Records drawn from a dataset:
::::::

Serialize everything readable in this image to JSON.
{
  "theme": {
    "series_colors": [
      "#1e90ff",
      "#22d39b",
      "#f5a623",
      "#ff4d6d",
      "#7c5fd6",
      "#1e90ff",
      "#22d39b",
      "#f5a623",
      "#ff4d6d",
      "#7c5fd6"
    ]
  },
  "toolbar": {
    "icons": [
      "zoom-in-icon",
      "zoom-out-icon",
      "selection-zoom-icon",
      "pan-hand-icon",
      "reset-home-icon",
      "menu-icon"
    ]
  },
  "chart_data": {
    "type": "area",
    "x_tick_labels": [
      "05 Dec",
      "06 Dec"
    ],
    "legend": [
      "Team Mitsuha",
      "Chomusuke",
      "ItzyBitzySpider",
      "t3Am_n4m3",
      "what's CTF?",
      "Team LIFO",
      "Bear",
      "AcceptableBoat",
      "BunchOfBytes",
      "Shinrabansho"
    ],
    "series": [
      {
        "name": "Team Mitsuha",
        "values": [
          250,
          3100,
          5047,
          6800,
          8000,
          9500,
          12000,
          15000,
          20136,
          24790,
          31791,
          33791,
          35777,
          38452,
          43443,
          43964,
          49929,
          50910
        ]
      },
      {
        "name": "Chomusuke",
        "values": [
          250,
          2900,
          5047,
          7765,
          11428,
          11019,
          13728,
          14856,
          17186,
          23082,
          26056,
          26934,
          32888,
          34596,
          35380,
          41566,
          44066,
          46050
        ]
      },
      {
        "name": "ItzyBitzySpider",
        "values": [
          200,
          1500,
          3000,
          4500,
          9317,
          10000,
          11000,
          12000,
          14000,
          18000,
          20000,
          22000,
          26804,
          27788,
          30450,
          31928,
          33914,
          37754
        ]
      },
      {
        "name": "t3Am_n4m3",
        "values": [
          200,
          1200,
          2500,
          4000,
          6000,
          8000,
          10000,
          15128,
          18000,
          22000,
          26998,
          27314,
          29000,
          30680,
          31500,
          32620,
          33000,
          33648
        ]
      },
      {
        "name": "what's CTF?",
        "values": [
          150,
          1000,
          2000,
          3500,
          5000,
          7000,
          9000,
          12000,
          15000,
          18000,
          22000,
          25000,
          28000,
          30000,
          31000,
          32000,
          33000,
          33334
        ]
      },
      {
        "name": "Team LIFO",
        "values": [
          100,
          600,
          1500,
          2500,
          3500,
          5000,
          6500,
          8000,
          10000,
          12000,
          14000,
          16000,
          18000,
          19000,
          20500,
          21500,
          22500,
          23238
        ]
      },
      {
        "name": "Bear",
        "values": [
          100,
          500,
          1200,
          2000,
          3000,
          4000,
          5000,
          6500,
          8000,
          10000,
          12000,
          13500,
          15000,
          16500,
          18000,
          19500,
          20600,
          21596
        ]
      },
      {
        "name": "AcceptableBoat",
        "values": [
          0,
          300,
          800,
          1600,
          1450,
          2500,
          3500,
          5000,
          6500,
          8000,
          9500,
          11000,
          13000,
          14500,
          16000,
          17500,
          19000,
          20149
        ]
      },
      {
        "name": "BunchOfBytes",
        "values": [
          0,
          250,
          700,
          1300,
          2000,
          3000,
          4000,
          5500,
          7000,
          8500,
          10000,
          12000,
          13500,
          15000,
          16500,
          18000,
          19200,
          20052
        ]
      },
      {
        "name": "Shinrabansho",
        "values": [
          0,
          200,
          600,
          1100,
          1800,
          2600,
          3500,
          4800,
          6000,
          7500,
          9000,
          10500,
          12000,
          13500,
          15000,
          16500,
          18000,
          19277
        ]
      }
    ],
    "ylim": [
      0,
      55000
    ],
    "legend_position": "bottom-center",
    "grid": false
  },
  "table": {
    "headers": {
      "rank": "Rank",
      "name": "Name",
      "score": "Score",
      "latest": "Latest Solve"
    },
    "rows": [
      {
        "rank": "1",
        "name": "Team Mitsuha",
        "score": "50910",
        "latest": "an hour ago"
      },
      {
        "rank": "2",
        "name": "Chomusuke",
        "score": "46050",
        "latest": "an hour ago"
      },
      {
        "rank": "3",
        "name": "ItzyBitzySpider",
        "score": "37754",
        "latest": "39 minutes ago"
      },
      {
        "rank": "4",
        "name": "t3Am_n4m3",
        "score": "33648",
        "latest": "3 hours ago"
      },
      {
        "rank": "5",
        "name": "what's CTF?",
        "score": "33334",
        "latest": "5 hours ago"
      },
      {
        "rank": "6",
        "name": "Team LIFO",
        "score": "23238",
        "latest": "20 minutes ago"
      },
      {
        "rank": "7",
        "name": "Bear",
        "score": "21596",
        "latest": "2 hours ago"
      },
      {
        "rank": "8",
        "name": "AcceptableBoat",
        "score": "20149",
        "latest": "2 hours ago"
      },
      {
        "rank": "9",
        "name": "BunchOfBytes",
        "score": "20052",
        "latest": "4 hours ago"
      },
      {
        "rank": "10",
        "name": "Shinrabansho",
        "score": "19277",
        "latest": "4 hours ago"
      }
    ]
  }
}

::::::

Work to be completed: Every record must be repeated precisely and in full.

Result of the exercise:
Serialize everything readable in this image to JSON.
{
  "theme": {
    "series_colors": [
      "#1e90ff",
      "#22d39b",
      "#f5a623",
      "#ff4d6d",
      "#7c5fd6",
      "#1e90ff",
      "#22d39b",
      "#f5a623",
      "#ff4d6d",
      "#7c5fd6"
    ]
  },
  "toolbar": {
    "icons": [
      "zoom-in-icon",
      "zoom-out-icon",
      "selection-zoom-icon",
      "pan-hand-icon",
      "reset-home-icon",
      "menu-icon"
    ]
  },
  "chart_data": {
    "type": "area",
    "x_tick_labels": [
      "05 Dec",
      "06 Dec"
    ],
    "legend": [
      "Team Mitsuha",
      "Chomusuke",
      "ItzyBitzySpider",
      "t3Am_n4m3",
      "what's CTF?",
      "Team LIFO",
      "Bear",
      "AcceptableBoat",
      "BunchOfBytes",
      "Shinrabansho"
    ],
    "series": [
      {
        "name": "Team Mitsuha",
        "values": [
          250,
          3100,
          5047,
          6800,
          8000,
          9500,
          12000,
          15000,
          20136,
          24790,
          31791,
          33791,
          35777,
          38452,
          43443,
          43964,
          49929,
          50910
        ]
      },
      {
        "name": "Chomusuke",
        "values": [
          250,
          2900,
          5047,
          7765,
          11428,
          11019,
          13728,
          14856,
          17186,
          23082,
          26056,
          26934,
          32888,
          34596,
          35380,
          41566,
          44066,
          46050
        ]
      },
      {
        "name": "ItzyBitzySpider",
        "values": [
          200,
          1500,
          3000,
          4500,
          9317,
          10000,
          11000,
          12000,
          14000,
          18000,
          20000,
          22000,
          26804,
          27788,
          30450,
          31928,
          33914,
          37754
        ]
      },
      {
        "name": "t3Am_n4m3",
        "values": [
          200,
          1200,
          2500,
          4000,
          6000,
          8000,
          10000,
          15128,
          18000,
          22000,
          26998,
          27314,
          29000,
          30680,
          31500,
          32620,
          33000,
          33648
        ]
      },
      {
        "name": "what's CTF?",
        "values": [
          150,
          1000,
          2000,
          3500,
          5000,
          7000,
          9000,
          12000,
          15000,
          18000,
          22000,
          25000,
          28000,
          30000,
          31000,
          32000,
          33000,
          33334
        ]
      },
      {
        "name": "Team LIFO",
        "values": [
          100,
          600,
          1500,
          2500,
          3500,
          5000,
          6500,
          8000,
          10000,
          12000,
          14000,
          16000,
          18000,
          19000,
          20500,
          21500,
          22500,
          23238
        ]
      },
      {
        "name": "Bear",
        "values": [
          100,
          500,
          1200,
          2000,
          3000,
          4000,
          5000,
          6500,
          8000,
          10000,
          12000,
          13500,
          15000,
          16500,
          18000,
          19500,
          20600,
          21596
        ]
      },
      {
        "name": "AcceptableBoat",
        "values": [
          0,
          300,
          800,
          1600,
          1450,
          2500,
          3500,
          5000,
          6500,
          8000,
          9500,
          11000,
          13000,
          14500,
          16000,
          17500,
          19000,
          20149
        ]
      },
      {
        "name": "BunchOfBytes",
        "values": [
          0,
          250,
          700,
          1300,
          2000,
          3000,
          4000,
          5500,
          7000,
          8500,
          10000,
          12000,
          13500,
          15000,
          16500,
          18000,
          19200,
          20052
        ]
      },
      {
        "name": "Shinrabansho",
        "values": [
          0,
          200,
          600,
          1100,
          1800,
          2600,
          3500,
          4800,
          6000,
          7500,
          9000,
          10500,
          12000,
          13500,
          15000,
          16500,
          18000,
          19277
        ]
      }
    ],
    "ylim": [
      0,
      55000
    ],
    "legend_position": "bottom-center",
    "grid": false
  },
  "table": {
    "headers": {
      "rank": "Rank",
      "name": "Name",
      "score": "Score",
      "latest": "Latest Solve"
    },
    "rows": [
      {
        "rank": "1",
        "name": "Team Mitsuha",
        "score": "50910",
        "latest": "an hour ago"
      },
      {
        "rank": "2",
        "name": "Chomusuke",
        "score": "46050",
        "latest": "an hour ago"
      },
      {
        "rank": "3",
        "name": "ItzyBitzySpider",
        "score": "37754",
        "latest": "39 minutes ago"
      },
      {
        "rank": "4",
        "name": "t3Am_n4m3",
        "score": "33648",
        "latest": "3 hours ago"
      },
      {
        "rank": "5",
        "name": "what's CTF?",
        "score": "33334",
        "latest": "5 hours ago"
      },
      {
        "rank": "6",
        "name": "Team LIFO",
        "score": "23238",
        "latest": "20 minutes ago"
      },
      {
        "rank": "7",
        "name": "Bear",
        "score": "21596",
        "latest": "2 hours ago"
      },
      {
        "rank": "8",
        "name": "AcceptableBoat",
        "score": "20149",
        "latest": "2 hours ago"
      },
      {
        "rank": "9",
        "name": "BunchOfBytes",
        "score": "20052",
        "latest": "4 hours ago"
      },
      {
        "rank": "10",
        "name": "Shinrabansho",
        "score": "19277",
        "latest": "4 hours ago"
      }
    ]
  }
}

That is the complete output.